WHAT THIS TASK INVOLVES: The lines to extract begin at the line that contains "Serialize everything readable" and run through the last line of the listing; reproduce them exactly, minus any pictures.

[INPUT FOR THIS TASK Boundary: Start]

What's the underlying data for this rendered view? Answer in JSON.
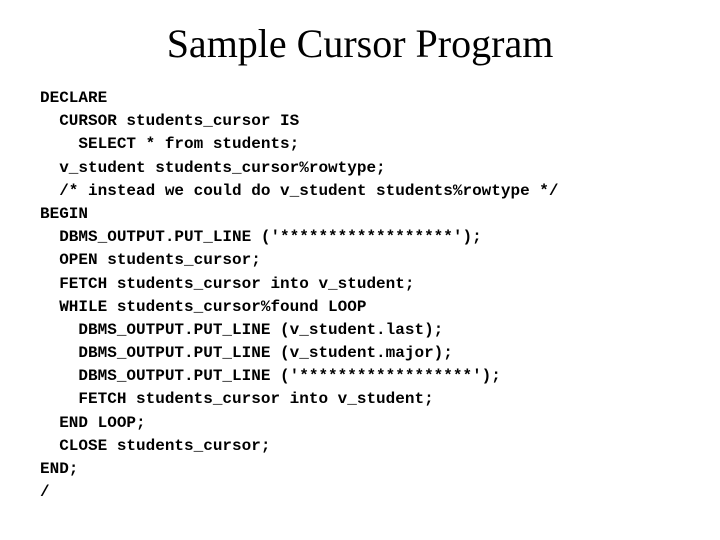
{
  "title": "Sample Cursor Program",
  "code": "DECLARE\n  CURSOR students_cursor IS\n    SELECT * from students;\n  v_student students_cursor%rowtype;\n  /* instead we could do v_student students%rowtype */\nBEGIN\n  DBMS_OUTPUT.PUT_LINE ('******************');\n  OPEN students_cursor;\n  FETCH students_cursor into v_student;\n  WHILE students_cursor%found LOOP\n    DBMS_OUTPUT.PUT_LINE (v_student.last);\n    DBMS_OUTPUT.PUT_LINE (v_student.major);\n    DBMS_OUTPUT.PUT_LINE ('******************');\n    FETCH students_cursor into v_student;\n  END LOOP;\n  CLOSE students_cursor;\nEND;\n/"
}
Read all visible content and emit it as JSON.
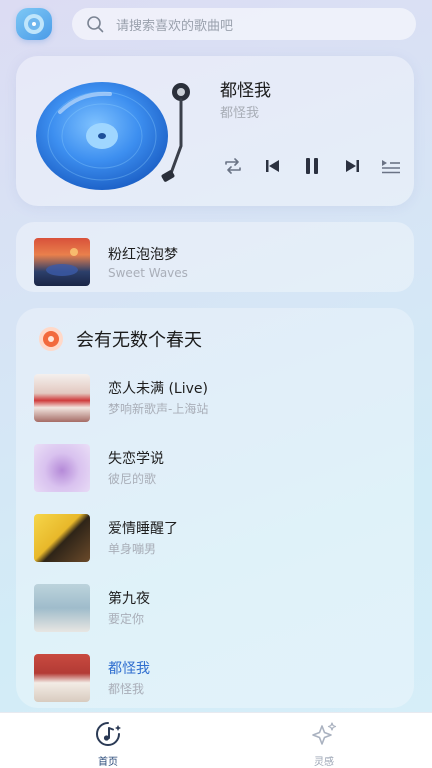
{
  "search": {
    "placeholder": "请搜索喜欢的歌曲吧"
  },
  "now_playing": {
    "title": "都怪我",
    "artist": "都怪我"
  },
  "mini_player": {
    "title": "粉红泡泡梦",
    "subtitle": "Sweet Waves"
  },
  "playlist": {
    "title": "会有无数个春天",
    "songs": [
      {
        "title": "恋人未满 (Live)",
        "subtitle": "梦响新歌声-上海站"
      },
      {
        "title": "失恋学说",
        "subtitle": "彼尼的歌"
      },
      {
        "title": "爱情睡醒了",
        "subtitle": "单身嘣男"
      },
      {
        "title": "第九夜",
        "subtitle": "要定你"
      },
      {
        "title": "都怪我",
        "subtitle": "都怪我"
      }
    ],
    "active_index": 4
  },
  "nav": {
    "home": "首页",
    "inspire": "灵感"
  },
  "colors": {
    "accent": "#2f6ecf",
    "vinyl": "#3a8ff0",
    "nav_active": "#2b4b7a"
  }
}
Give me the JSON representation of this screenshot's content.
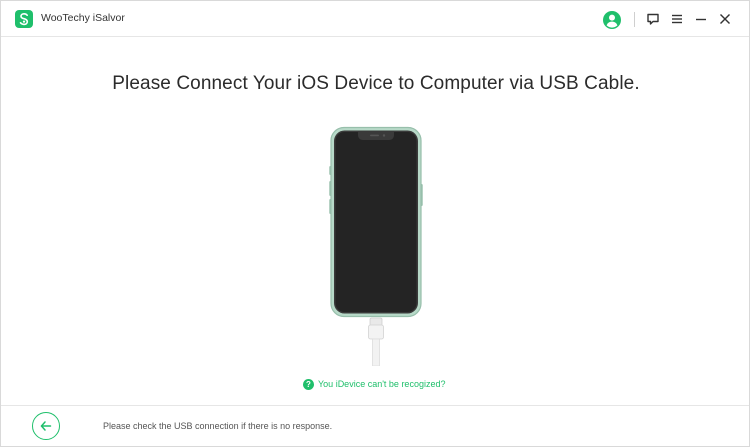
{
  "app": {
    "title": "WooTechy iSalvor",
    "logo_icon": "wootechy-logo-icon",
    "accent_color": "#1fbf6b"
  },
  "titlebar": {
    "account_icon": "user-account-icon",
    "feedback_icon": "feedback-icon",
    "menu_icon": "menu-icon",
    "minimize_icon": "minimize-icon",
    "close_icon": "close-icon"
  },
  "main": {
    "headline": "Please Connect Your iOS Device to Computer via USB Cable.",
    "help_link": "You iDevice can't be recogized?",
    "help_icon_glyph": "?"
  },
  "footer": {
    "back_icon": "arrow-left-icon",
    "message": "Please check the USB connection if there is no response."
  }
}
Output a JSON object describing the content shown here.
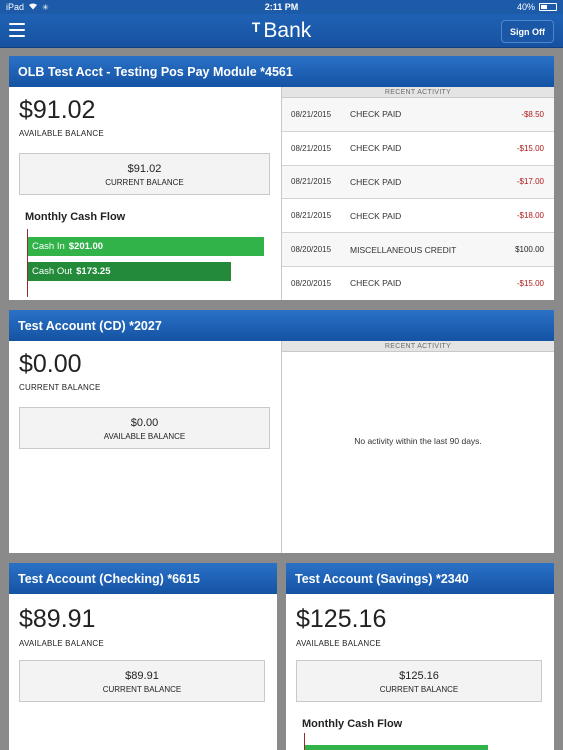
{
  "status": {
    "device": "iPad",
    "time": "2:11 PM",
    "battery": "40%",
    "battery_level": 0.4
  },
  "header": {
    "logo_mark": "ᵀ",
    "logo_text": "Bank",
    "sign_off": "Sign Off"
  },
  "accounts": [
    {
      "title": "OLB Test Acct - Testing Pos Pay Module *4561",
      "primary_amount": "$91.02",
      "primary_label": "AVAILABLE BALANCE",
      "secondary_amount": "$91.02",
      "secondary_label": "CURRENT BALANCE",
      "cash_flow": {
        "title": "Monthly Cash Flow",
        "in_label": "Cash In",
        "in_value": "$201.00",
        "in_amount": 201.0,
        "out_label": "Cash Out",
        "out_value": "$173.25",
        "out_amount": 173.25
      },
      "recent_activity_label": "RECENT ACTIVITY",
      "activity": [
        {
          "date": "08/21/2015",
          "desc": "CHECK PAID",
          "amount": "-$8.50"
        },
        {
          "date": "08/21/2015",
          "desc": "CHECK PAID",
          "amount": "-$15.00"
        },
        {
          "date": "08/21/2015",
          "desc": "CHECK PAID",
          "amount": "-$17.00"
        },
        {
          "date": "08/21/2015",
          "desc": "CHECK PAID",
          "amount": "-$18.00"
        },
        {
          "date": "08/20/2015",
          "desc": "MISCELLANEOUS CREDIT",
          "amount": "$100.00"
        },
        {
          "date": "08/20/2015",
          "desc": "CHECK PAID",
          "amount": "-$15.00"
        }
      ]
    },
    {
      "title": "Test Account (CD) *2027",
      "primary_amount": "$0.00",
      "primary_label": "CURRENT BALANCE",
      "secondary_amount": "$0.00",
      "secondary_label": "AVAILABLE BALANCE",
      "recent_activity_label": "RECENT ACTIVITY",
      "no_activity": "No activity within the last 90 days."
    },
    {
      "title": "Test Account (Checking) *6615",
      "primary_amount": "$89.91",
      "primary_label": "AVAILABLE BALANCE",
      "secondary_amount": "$89.91",
      "secondary_label": "CURRENT BALANCE"
    },
    {
      "title": "Test Account (Savings) *2340",
      "primary_amount": "$125.16",
      "primary_label": "AVAILABLE BALANCE",
      "secondary_amount": "$125.16",
      "secondary_label": "CURRENT BALANCE",
      "cash_flow": {
        "title": "Monthly Cash Flow"
      }
    }
  ],
  "colors": {
    "header_blue": "#1d5aa8",
    "cash_in": "#31b34a",
    "cash_out": "#228a39",
    "debit": "#b01a1a"
  }
}
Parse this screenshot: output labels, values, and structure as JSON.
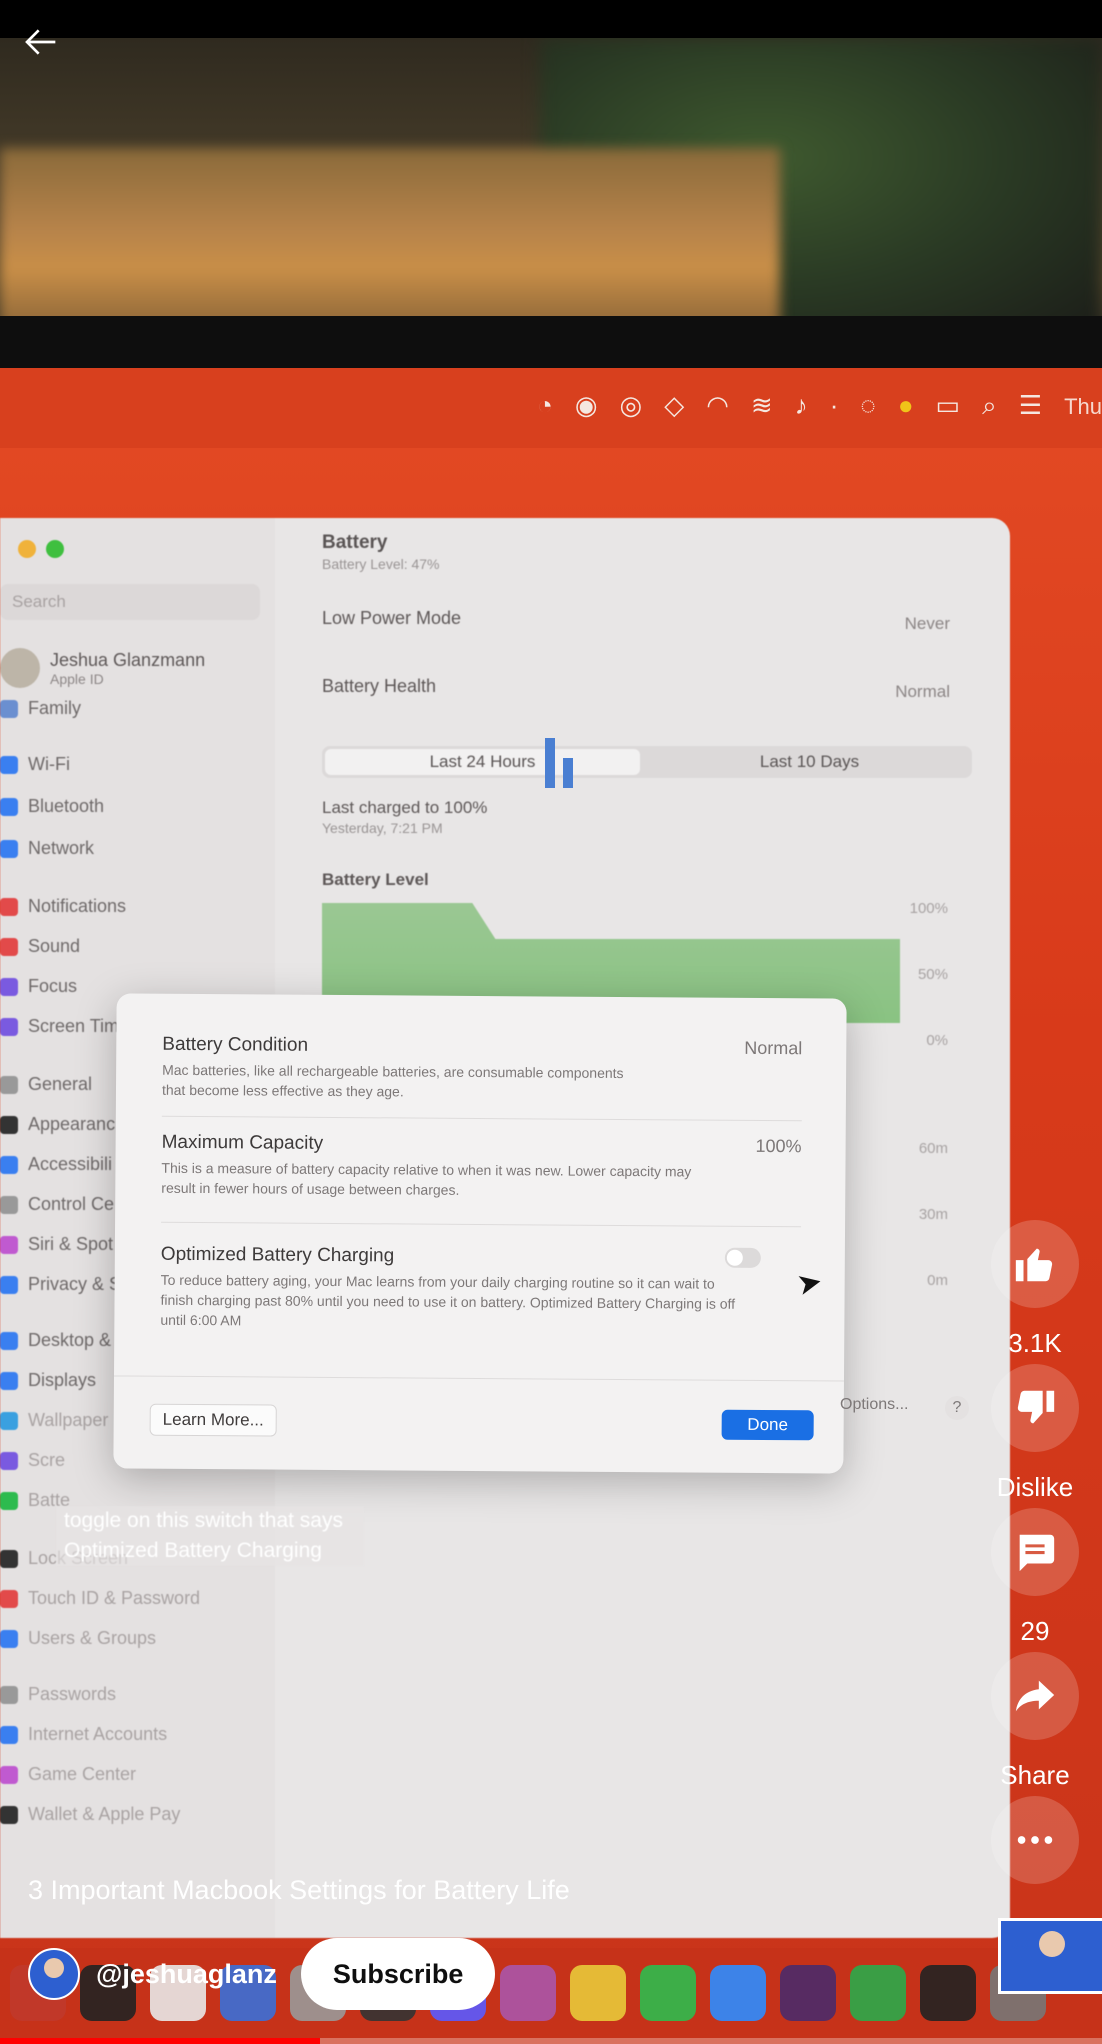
{
  "video": {
    "screen": {
      "menubar_clock": "Thu",
      "sidebar": {
        "search_placeholder": "Search",
        "user_name": "Jeshua Glanzmann",
        "user_sub": "Apple ID",
        "items": [
          {
            "label": "Family"
          },
          {
            "label": "Wi-Fi"
          },
          {
            "label": "Bluetooth"
          },
          {
            "label": "Network"
          },
          {
            "label": "Notifications"
          },
          {
            "label": "Sound"
          },
          {
            "label": "Focus"
          },
          {
            "label": "Screen Tim"
          },
          {
            "label": "General"
          },
          {
            "label": "Appearanc"
          },
          {
            "label": "Accessibili"
          },
          {
            "label": "Control Ce"
          },
          {
            "label": "Siri & Spot"
          },
          {
            "label": "Privacy & S"
          },
          {
            "label": "Desktop &"
          },
          {
            "label": "Displays"
          },
          {
            "label": "Wallpaper"
          },
          {
            "label": "Scre"
          },
          {
            "label": "Batte"
          },
          {
            "label": "Lock Screen"
          },
          {
            "label": "Touch ID & Password"
          },
          {
            "label": "Users & Groups"
          },
          {
            "label": "Passwords"
          },
          {
            "label": "Internet Accounts"
          },
          {
            "label": "Game Center"
          },
          {
            "label": "Wallet & Apple Pay"
          }
        ]
      },
      "pane": {
        "title": "Battery",
        "subtitle": "Battery Level: 47%",
        "low_power_label": "Low Power Mode",
        "low_power_value": "Never",
        "health_label": "Battery Health",
        "health_value": "Normal",
        "tab_24h": "Last 24 Hours",
        "tab_10d": "Last 10 Days",
        "last_charged": "Last charged to 100%",
        "last_charged_time": "Yesterday, 7:21 PM",
        "level_heading": "Battery Level",
        "pct_100": "100%",
        "pct_50": "50%",
        "pct_0": "0%",
        "min_60": "60m",
        "min_30": "30m",
        "min_0": "0m",
        "options_label": "Options...",
        "help": "?"
      },
      "dialog": {
        "condition_title": "Battery Condition",
        "condition_value": "Normal",
        "condition_desc": "Mac batteries, like all rechargeable batteries, are consumable components that become less effective as they age.",
        "capacity_title": "Maximum Capacity",
        "capacity_value": "100%",
        "capacity_desc": "This is a measure of battery capacity relative to when it was new. Lower capacity may result in fewer hours of usage between charges.",
        "optimized_title": "Optimized Battery Charging",
        "optimized_desc": "To reduce battery aging, your Mac learns from your daily charging routine so it can wait to finish charging past 80% until you need to use it on battery. Optimized Battery Charging is off until 6:00 AM",
        "optimized_on": false,
        "learn_more": "Learn More...",
        "done": "Done"
      }
    },
    "caption": "toggle on this switch that says Optimized Battery Charging"
  },
  "overlay": {
    "likes": "3.1K",
    "dislike": "Dislike",
    "comments": "29",
    "share": "Share",
    "title": "3 Important Macbook Settings for Battery Life",
    "channel": "@jeshuaglanz",
    "subscribe": "Subscribe",
    "progress": 0.29
  },
  "colors": {
    "accent_red": "#ff0000",
    "mac_wallpaper": "#d83a1a",
    "done_blue": "#1a6fe4",
    "battery_green": "#7fbf77"
  },
  "icons": [
    "back-arrow-icon",
    "like-icon",
    "dislike-icon",
    "comment-icon",
    "share-icon",
    "more-icon"
  ]
}
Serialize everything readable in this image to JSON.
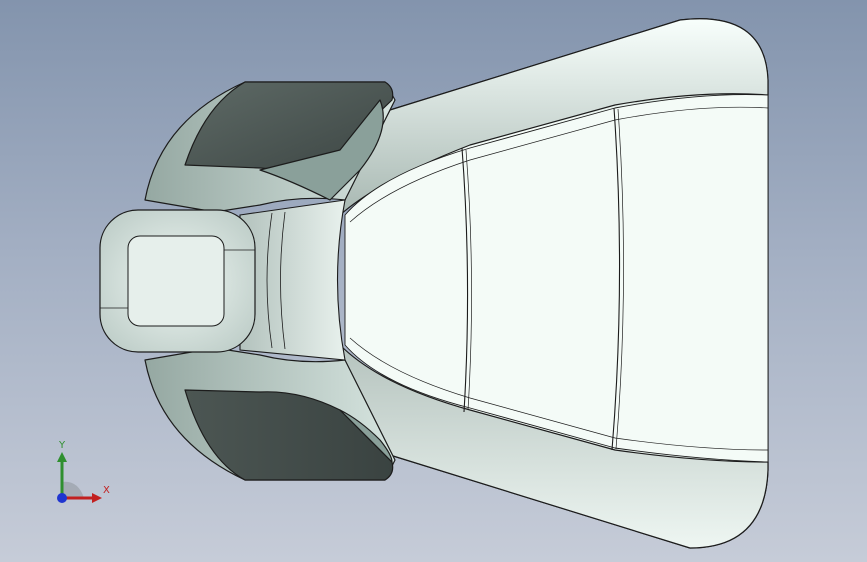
{
  "view": {
    "background_top": "#8394ad",
    "background_bottom": "#c6ccd8",
    "part_light": "#eef6f1",
    "part_shadow": "#4f5a57",
    "edge": "#1c1c1c"
  },
  "triad": {
    "y_label": "Y",
    "x_label": "X",
    "y_color": "#2f8f2f",
    "x_color": "#c22020",
    "z_color": "#1f35d0"
  }
}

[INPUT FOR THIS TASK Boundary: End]

RESPONSE AREA:
Serialize everything readable in this image to JSON.
{
  "view": {
    "background_top": "#8394ad",
    "background_bottom": "#c6ccd8",
    "part_light": "#eef6f1",
    "part_shadow": "#4f5a57",
    "edge": "#1c1c1c"
  },
  "triad": {
    "y_label": "Y",
    "x_label": "X",
    "y_color": "#2f8f2f",
    "x_color": "#c22020",
    "z_color": "#1f35d0"
  }
}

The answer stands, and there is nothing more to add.